Article

Computational Approaches to Composition of Notated Instrumental Music: Xenakis and the Other Pioneers

James Harley

in The Oxford Handbook of Computer Music

Published in print April 2011 | ISBN: 9780199792030
Published online September 2012 | | DOI: http://dx.doi.org/10.1093/oxfordhb/9780199792030.013.0005

Series: Oxford Handbooks

Computational Approaches to Composition of Notated Instrumental Music: Xenakis and the Other Pioneers

Preview

The implementation of rules for creating music began in the Middle Ages. Beginning with Micrologus by Guido d'Arezzo (dating from 1050 a.d.), rule-based theories governing the practice of music have been posited by numerous writers and practitioners. The advent of computers has enabled new approaches to music to be developed and implemented that would take advantage of the powerful computational abilities of this new technology. The first composers to engage with the possibilities that computers offered, Lejaren Hiller and Iannis Xenakis, both had scientific professional training: one as a chemist, the other as a civil engineer. Their pioneering work opened the way for others, and the field of computer-assisted has grown rapidly as the technology has become more and more powerful and accessible. This article focuses in more detail on the work of Xenakis as his theoretical and creative work have so far proven to be the more influential.

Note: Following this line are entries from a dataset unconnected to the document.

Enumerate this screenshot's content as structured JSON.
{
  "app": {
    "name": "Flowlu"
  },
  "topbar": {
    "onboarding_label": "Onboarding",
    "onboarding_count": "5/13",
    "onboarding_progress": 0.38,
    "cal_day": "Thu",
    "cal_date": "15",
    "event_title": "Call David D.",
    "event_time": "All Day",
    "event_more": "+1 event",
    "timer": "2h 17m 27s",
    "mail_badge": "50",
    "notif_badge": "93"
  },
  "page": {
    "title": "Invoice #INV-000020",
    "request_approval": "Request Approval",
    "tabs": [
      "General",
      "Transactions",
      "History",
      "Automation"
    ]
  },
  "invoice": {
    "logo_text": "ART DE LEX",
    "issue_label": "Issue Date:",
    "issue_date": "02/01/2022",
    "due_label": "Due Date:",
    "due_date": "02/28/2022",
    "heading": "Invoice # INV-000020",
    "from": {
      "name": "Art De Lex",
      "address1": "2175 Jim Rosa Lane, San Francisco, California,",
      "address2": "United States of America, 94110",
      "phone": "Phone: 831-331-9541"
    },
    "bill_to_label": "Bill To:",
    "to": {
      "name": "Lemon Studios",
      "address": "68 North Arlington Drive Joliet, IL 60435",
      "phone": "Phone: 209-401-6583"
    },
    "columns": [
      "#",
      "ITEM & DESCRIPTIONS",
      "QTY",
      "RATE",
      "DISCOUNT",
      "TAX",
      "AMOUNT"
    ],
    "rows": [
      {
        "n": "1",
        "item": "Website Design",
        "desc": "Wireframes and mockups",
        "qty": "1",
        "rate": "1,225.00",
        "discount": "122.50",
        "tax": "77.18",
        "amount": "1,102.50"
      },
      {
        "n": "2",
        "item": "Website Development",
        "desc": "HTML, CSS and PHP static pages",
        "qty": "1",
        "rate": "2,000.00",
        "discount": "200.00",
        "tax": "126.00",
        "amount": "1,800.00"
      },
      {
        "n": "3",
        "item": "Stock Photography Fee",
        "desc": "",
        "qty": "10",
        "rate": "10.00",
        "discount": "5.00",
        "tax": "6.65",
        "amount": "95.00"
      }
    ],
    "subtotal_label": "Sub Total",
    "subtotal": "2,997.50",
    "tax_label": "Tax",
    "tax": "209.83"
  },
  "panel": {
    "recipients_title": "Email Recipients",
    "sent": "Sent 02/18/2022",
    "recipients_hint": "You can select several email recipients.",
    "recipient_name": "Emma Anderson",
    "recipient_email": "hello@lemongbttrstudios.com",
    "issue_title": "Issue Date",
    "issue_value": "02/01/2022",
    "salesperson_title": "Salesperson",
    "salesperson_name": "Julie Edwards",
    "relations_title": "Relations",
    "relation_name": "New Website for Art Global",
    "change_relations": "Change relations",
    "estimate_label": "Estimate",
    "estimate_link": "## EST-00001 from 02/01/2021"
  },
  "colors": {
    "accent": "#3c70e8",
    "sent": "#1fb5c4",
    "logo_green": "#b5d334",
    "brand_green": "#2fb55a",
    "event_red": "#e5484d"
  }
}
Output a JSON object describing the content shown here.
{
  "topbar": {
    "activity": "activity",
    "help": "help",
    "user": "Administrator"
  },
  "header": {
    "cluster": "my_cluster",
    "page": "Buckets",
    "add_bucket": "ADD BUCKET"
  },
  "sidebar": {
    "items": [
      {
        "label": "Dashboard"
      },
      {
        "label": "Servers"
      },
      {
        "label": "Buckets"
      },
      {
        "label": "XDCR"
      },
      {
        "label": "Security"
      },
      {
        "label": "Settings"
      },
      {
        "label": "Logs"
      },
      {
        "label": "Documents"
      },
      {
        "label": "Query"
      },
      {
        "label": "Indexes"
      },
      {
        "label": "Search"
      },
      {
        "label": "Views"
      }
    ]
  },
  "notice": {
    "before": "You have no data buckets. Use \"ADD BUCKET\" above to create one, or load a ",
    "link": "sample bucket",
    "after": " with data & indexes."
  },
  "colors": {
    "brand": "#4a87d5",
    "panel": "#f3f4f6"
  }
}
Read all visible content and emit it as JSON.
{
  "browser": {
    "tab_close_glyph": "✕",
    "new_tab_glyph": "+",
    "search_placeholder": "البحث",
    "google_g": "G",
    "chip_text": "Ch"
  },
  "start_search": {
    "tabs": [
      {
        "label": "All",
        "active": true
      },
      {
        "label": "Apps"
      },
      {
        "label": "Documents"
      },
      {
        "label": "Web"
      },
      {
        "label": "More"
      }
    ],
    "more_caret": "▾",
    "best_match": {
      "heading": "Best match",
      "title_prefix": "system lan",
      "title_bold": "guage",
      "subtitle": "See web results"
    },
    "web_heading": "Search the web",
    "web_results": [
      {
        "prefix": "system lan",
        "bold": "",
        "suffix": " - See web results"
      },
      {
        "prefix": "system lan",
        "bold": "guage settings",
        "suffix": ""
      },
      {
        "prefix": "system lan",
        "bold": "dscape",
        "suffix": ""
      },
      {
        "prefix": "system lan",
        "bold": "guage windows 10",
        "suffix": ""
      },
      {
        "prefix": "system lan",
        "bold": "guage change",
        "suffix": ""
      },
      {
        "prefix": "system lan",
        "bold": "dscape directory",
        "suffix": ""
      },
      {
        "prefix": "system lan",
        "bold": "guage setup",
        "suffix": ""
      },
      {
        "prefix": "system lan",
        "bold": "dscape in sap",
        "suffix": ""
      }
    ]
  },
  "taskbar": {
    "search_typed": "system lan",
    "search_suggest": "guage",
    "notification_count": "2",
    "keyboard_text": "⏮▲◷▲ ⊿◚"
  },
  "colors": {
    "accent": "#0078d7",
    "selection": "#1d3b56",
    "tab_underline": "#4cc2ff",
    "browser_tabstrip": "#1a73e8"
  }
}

Keywords: music; Lejaren Hiller; Iannis Xenakis; chemist; civil engineer

Article.  10280 words. 

Subjects: Music ; Applied Music

Full text: subscription required

How to subscribeRecommend to my Librarian

Buy this work at Oxford University Press »